The 3D-printing technology, or additive manufacturing as it is often called, has long made the step out of scientific research laboratories into industrial...

Im Focus: Mimicking nature's cellular architectures via 3-D printing

Research offers new level of control over the structure of 3-D printed materials

Nature does amazing things with limited design materials. Grass, for example, can support its own weight, resist strong wind loads, and recover after being...

Im Focus: Three Magnetic States for Each Hole

Nanometer-scale magnetic perforated grids could create new possibilities for computing. Together with international colleagues, scientists from the Helmholtz Zentrum Dresden-Rossendorf (HZDR) have shown how a cobalt grid can be reliably programmed at room temperature. In addition they discovered that for every hole ("antidot") three magnetic states can be configured. The results have been published in the journal "Scientific Reports".

Physicist Dr. Rantej Bali from the HZDR, together with scientists from Singapore and Australia, designed a special grid structure in a thin layer of cobalt in...

All Focus news of the innovation-report >>>

Anzeige

Anzeige

Event News

Booth and panel discussion – The Lindau Nobel Laureate Meetings at the AAAS 2017 Annual Meeting

13.02.2017 | Event News

Complex Loading versus Hidden Reserves

10.02.2017 | Event News

International Conference on Crystal Growth in Freiburg

09.02.2017 | Event News

 
Latest News

Biocompatible 3-D tracking system has potential to improve robot-assisted surgery

17.02.2017 | Medical Engineering

Real-time MRI analysis powered by supercomputers

17.02.2017 | Medical Engineering

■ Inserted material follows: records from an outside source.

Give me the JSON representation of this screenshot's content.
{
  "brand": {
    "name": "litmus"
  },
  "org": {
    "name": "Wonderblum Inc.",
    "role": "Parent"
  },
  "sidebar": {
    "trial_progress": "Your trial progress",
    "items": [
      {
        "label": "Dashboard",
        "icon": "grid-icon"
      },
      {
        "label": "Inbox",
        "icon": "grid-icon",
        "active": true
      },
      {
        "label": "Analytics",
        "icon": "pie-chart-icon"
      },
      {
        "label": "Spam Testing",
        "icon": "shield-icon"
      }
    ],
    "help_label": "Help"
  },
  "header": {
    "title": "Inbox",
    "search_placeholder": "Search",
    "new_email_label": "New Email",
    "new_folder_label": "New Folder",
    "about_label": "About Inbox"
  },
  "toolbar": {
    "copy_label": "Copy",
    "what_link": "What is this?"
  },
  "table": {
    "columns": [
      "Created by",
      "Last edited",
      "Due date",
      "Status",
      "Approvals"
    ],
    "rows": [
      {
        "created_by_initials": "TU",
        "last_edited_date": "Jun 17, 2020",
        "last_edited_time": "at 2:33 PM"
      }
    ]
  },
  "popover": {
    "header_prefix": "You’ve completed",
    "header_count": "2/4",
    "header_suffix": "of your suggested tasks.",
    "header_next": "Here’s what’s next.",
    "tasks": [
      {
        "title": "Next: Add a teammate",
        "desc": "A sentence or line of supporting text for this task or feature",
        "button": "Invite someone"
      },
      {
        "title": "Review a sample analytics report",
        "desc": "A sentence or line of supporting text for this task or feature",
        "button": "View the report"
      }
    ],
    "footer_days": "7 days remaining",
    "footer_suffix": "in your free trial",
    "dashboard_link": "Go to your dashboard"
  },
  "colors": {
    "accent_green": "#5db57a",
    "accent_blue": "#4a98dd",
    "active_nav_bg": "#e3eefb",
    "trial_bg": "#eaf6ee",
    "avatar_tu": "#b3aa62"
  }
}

Antibiotic effective against drug-resistant bacteria in pediatric skin infections

17.02.2017 | Health and Medicine

VideoLinks
B2B-VideoLinks
More VideoLinks >>>